- _DATASET RECORDS_:
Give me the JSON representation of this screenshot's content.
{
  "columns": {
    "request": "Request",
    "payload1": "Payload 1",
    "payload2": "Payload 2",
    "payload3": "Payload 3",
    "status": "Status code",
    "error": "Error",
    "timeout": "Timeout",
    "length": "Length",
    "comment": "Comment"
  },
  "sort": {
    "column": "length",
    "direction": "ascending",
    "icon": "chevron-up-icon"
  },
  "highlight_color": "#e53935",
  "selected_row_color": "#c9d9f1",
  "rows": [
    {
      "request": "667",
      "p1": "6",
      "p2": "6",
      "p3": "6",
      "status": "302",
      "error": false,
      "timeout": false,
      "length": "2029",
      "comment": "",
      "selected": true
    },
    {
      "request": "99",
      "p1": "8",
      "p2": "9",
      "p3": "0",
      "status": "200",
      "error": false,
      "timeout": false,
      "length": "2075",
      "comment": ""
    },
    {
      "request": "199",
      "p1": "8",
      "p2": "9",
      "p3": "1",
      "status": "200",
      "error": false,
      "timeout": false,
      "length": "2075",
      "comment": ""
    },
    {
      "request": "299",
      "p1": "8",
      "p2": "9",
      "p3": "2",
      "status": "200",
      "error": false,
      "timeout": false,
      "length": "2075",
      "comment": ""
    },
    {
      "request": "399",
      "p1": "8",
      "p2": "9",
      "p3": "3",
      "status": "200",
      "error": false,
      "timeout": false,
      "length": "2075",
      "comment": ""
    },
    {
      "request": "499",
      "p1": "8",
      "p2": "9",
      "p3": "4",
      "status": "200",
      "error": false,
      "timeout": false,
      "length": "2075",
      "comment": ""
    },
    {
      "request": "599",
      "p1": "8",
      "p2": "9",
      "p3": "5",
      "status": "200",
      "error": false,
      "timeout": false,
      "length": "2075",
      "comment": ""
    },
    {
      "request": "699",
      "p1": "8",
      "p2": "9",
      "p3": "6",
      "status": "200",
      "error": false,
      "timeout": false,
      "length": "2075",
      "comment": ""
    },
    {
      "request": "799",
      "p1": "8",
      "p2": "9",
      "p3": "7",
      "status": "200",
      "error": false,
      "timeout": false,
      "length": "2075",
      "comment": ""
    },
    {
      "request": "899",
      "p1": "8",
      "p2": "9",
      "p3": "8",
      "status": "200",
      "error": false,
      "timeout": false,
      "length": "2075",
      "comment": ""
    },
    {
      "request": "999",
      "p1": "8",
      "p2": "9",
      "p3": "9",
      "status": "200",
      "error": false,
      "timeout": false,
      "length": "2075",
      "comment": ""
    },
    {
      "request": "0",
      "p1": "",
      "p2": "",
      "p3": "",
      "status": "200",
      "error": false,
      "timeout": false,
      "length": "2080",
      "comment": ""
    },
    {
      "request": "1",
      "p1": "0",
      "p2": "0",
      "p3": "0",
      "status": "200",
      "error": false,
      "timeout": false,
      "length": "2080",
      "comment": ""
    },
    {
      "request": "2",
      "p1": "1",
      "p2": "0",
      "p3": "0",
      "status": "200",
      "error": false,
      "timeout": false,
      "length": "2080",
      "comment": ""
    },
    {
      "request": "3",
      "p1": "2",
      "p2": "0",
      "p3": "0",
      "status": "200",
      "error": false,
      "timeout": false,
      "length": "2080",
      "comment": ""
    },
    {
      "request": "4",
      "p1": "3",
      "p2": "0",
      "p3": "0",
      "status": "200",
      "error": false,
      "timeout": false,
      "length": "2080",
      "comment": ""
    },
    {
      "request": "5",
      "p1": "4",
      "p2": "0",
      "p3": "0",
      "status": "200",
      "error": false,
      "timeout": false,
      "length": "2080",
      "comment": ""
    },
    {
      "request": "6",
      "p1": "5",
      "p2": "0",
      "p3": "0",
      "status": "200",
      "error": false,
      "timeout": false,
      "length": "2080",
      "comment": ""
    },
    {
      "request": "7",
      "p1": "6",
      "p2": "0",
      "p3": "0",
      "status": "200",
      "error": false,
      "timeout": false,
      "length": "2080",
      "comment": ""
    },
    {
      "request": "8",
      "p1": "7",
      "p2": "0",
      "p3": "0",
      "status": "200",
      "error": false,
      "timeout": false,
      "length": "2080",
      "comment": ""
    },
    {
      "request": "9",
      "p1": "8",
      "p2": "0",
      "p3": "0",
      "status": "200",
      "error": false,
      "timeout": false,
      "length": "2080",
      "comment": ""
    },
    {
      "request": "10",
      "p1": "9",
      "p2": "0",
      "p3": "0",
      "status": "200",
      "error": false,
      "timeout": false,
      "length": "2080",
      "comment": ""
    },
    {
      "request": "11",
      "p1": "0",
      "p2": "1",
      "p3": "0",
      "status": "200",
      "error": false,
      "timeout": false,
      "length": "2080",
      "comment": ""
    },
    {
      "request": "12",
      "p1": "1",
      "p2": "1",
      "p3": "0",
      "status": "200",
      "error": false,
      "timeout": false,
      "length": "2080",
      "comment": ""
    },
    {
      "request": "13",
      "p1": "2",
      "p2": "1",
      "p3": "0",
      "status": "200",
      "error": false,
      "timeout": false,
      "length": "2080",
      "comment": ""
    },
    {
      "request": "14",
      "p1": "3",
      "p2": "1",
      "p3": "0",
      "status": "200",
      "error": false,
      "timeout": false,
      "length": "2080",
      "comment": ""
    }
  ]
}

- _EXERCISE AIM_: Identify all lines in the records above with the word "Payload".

- _TASK RESPONSE_:
    "payload1": "Payload 1",
    "payload2": "Payload 2",
    "payload3": "Payload 3",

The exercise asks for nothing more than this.